• WHAT THE EXERCISE ASKS:
Copy the records exactly, leaving out every picture.

━━━

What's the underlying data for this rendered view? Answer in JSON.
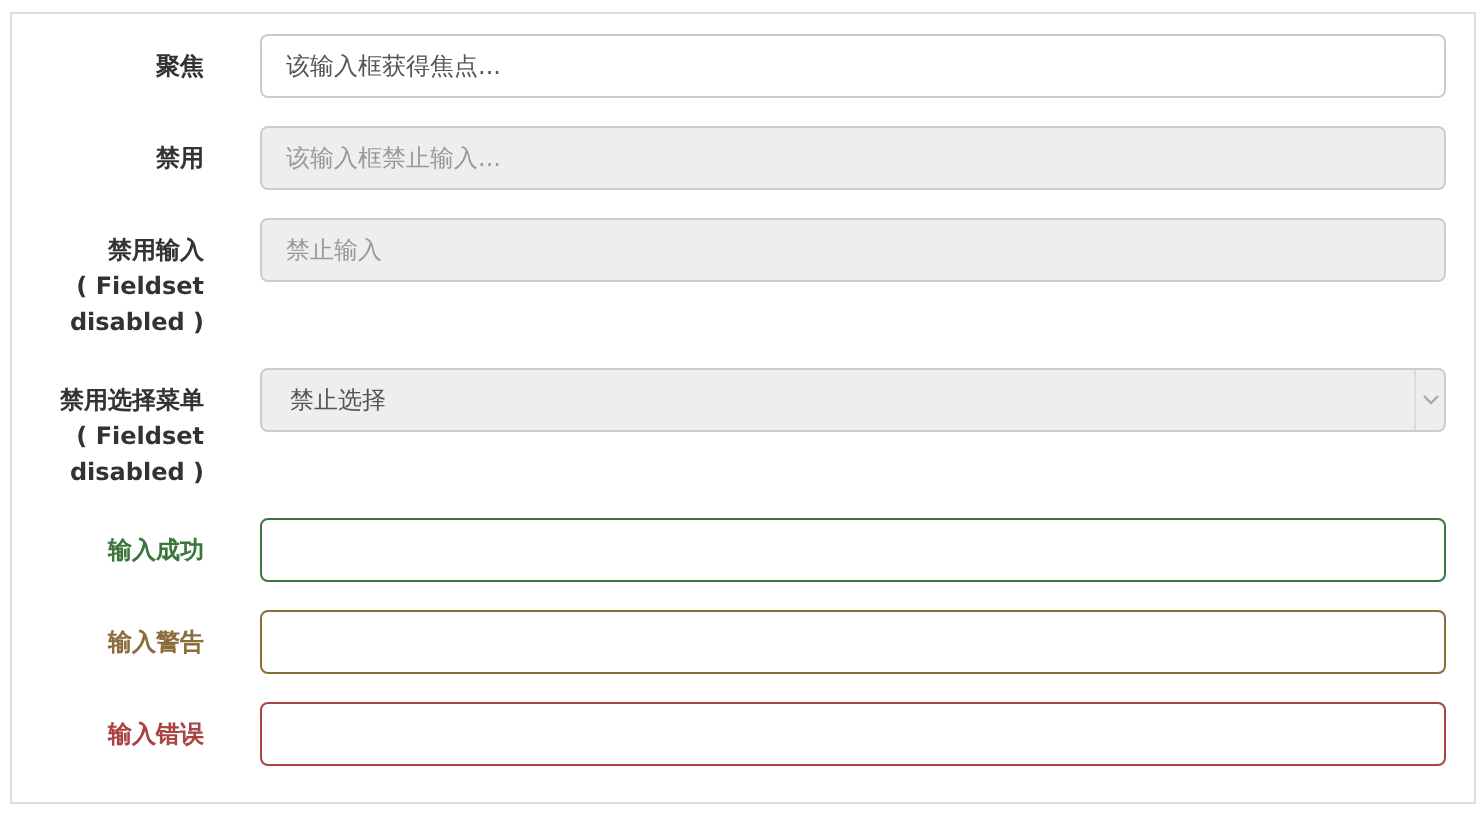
{
  "form": {
    "rows": [
      {
        "label": "聚焦",
        "kind": "text",
        "placeholder": "该输入框获得焦点...",
        "disabled": false
      },
      {
        "label": "禁用",
        "kind": "text",
        "placeholder": "该输入框禁止输入...",
        "disabled": true
      },
      {
        "label": "禁用输入 ( Fieldset disabled )",
        "kind": "text",
        "placeholder": "禁止输入",
        "disabled": true
      },
      {
        "label": "禁用选择菜单 ( Fieldset disabled )",
        "kind": "select",
        "value": "禁止选择",
        "disabled": true
      },
      {
        "label": "输入成功",
        "kind": "text",
        "disabled": false,
        "color": "#3c763d"
      },
      {
        "label": "输入警告",
        "kind": "text",
        "disabled": false,
        "color": "#8a6d3b"
      },
      {
        "label": "输入错误",
        "kind": "text",
        "disabled": false,
        "color": "#a94442"
      }
    ]
  }
}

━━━

• RESULT OF THE TASK:
What's the underlying data for this rendered view? Answer in JSON.
{
  "form": {
    "rows": [
      {
        "label": "聚焦",
        "kind": "text",
        "placeholder": "该输入框获得焦点...",
        "disabled": false
      },
      {
        "label": "禁用",
        "kind": "text",
        "placeholder": "该输入框禁止输入...",
        "disabled": true
      },
      {
        "label": "禁用输入 ( Fieldset disabled )",
        "kind": "text",
        "placeholder": "禁止输入",
        "disabled": true
      },
      {
        "label": "禁用选择菜单 ( Fieldset disabled )",
        "kind": "select",
        "value": "禁止选择",
        "disabled": true
      },
      {
        "label": "输入成功",
        "kind": "text",
        "disabled": false,
        "color": "#3c763d"
      },
      {
        "label": "输入警告",
        "kind": "text",
        "disabled": false,
        "color": "#8a6d3b"
      },
      {
        "label": "输入错误",
        "kind": "text",
        "disabled": false,
        "color": "#a94442"
      }
    ]
  }
}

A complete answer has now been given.